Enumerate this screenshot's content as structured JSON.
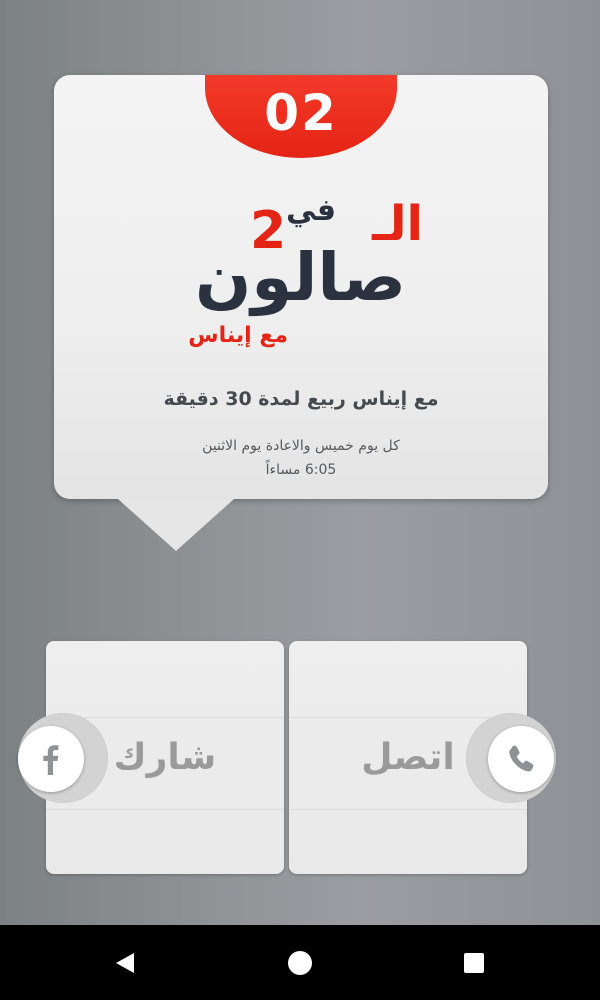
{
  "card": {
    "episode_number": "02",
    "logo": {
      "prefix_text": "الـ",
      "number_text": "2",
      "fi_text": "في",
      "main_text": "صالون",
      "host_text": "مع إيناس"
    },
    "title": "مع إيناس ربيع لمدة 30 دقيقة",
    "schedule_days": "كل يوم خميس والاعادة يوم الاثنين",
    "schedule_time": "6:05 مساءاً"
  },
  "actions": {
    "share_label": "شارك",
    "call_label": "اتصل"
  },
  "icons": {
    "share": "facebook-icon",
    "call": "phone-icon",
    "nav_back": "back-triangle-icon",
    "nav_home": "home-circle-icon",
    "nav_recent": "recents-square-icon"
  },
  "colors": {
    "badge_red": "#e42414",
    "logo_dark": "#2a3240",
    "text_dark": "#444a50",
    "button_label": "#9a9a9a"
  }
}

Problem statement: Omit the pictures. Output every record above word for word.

Result:
Enumerate this screenshot's content as structured JSON.
{
  "card": {
    "episode_number": "02",
    "logo": {
      "prefix_text": "الـ",
      "number_text": "2",
      "fi_text": "في",
      "main_text": "صالون",
      "host_text": "مع إيناس"
    },
    "title": "مع إيناس ربيع لمدة 30 دقيقة",
    "schedule_days": "كل يوم خميس والاعادة يوم الاثنين",
    "schedule_time": "6:05 مساءاً"
  },
  "actions": {
    "share_label": "شارك",
    "call_label": "اتصل"
  },
  "icons": {
    "share": "facebook-icon",
    "call": "phone-icon",
    "nav_back": "back-triangle-icon",
    "nav_home": "home-circle-icon",
    "nav_recent": "recents-square-icon"
  },
  "colors": {
    "badge_red": "#e42414",
    "logo_dark": "#2a3240",
    "text_dark": "#444a50",
    "button_label": "#9a9a9a"
  }
}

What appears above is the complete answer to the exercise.